**** Records shown

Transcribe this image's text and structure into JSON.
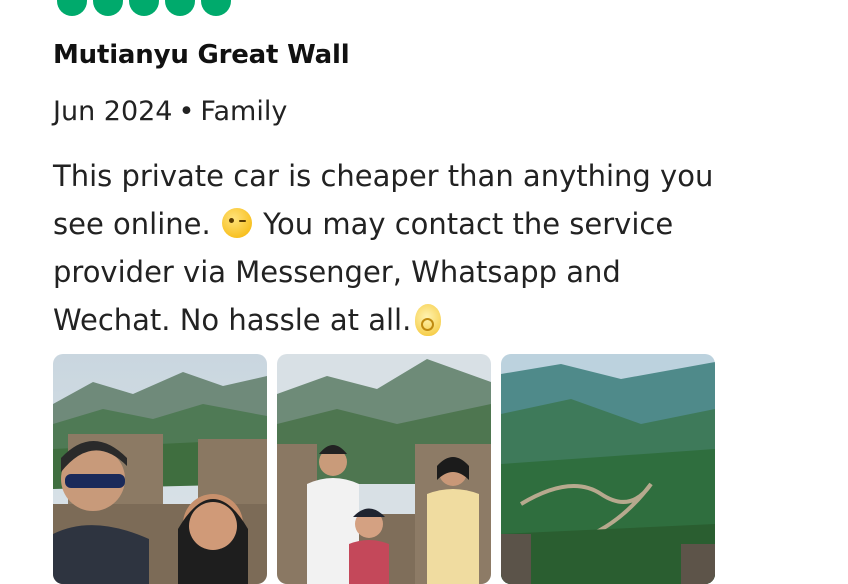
{
  "review": {
    "rating_bubbles": 5,
    "rating_color": "#00aa6c",
    "title": "Mutianyu Great Wall",
    "date": "Jun 2024",
    "separator": "•",
    "trip_type": "Family",
    "body_lines": [
      "This private car is cheaper than anything you",
      "see online.",
      "You may contact the service",
      "provider via Messenger, Whatsapp and",
      "Wechat. No hassle at all."
    ],
    "emojis": [
      "winking-face",
      "ok-hand"
    ]
  },
  "photos": [
    {
      "name": "photo-family-selfie-wall"
    },
    {
      "name": "photo-kids-on-wall"
    },
    {
      "name": "photo-wall-landscape"
    }
  ]
}
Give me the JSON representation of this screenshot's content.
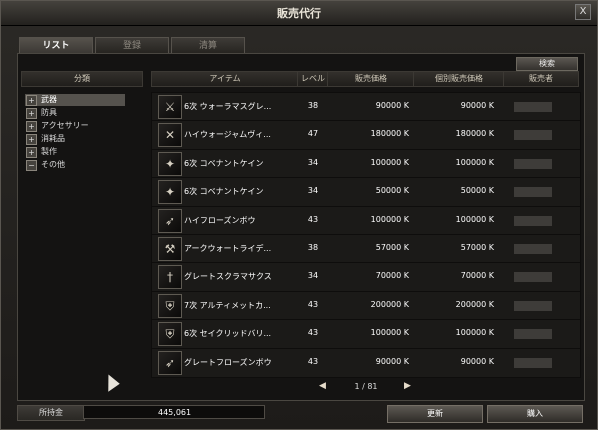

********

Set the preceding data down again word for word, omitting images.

Transcribe this image's text and structure into JSON.
{
  "review": {
    "rating_bubbles": 5,
    "rating_color": "#00aa6c",
    "title": "Mutianyu Great Wall",
    "date": "Jun 2024",
    "separator": "•",
    "trip_type": "Family",
    "body_lines": [
      "This private car is cheaper than anything you",
      "see online.",
      "You may contact the service",
      "provider via Messenger, Whatsapp and",
      "Wechat. No hassle at all."
    ],
    "emojis": [
      "winking-face",
      "ok-hand"
    ]
  },
  "photos": [
    {
      "name": "photo-family-selfie-wall"
    },
    {
      "name": "photo-kids-on-wall"
    },
    {
      "name": "photo-wall-landscape"
    }
  ]
}
Give me the JSON representation of this screenshot's content.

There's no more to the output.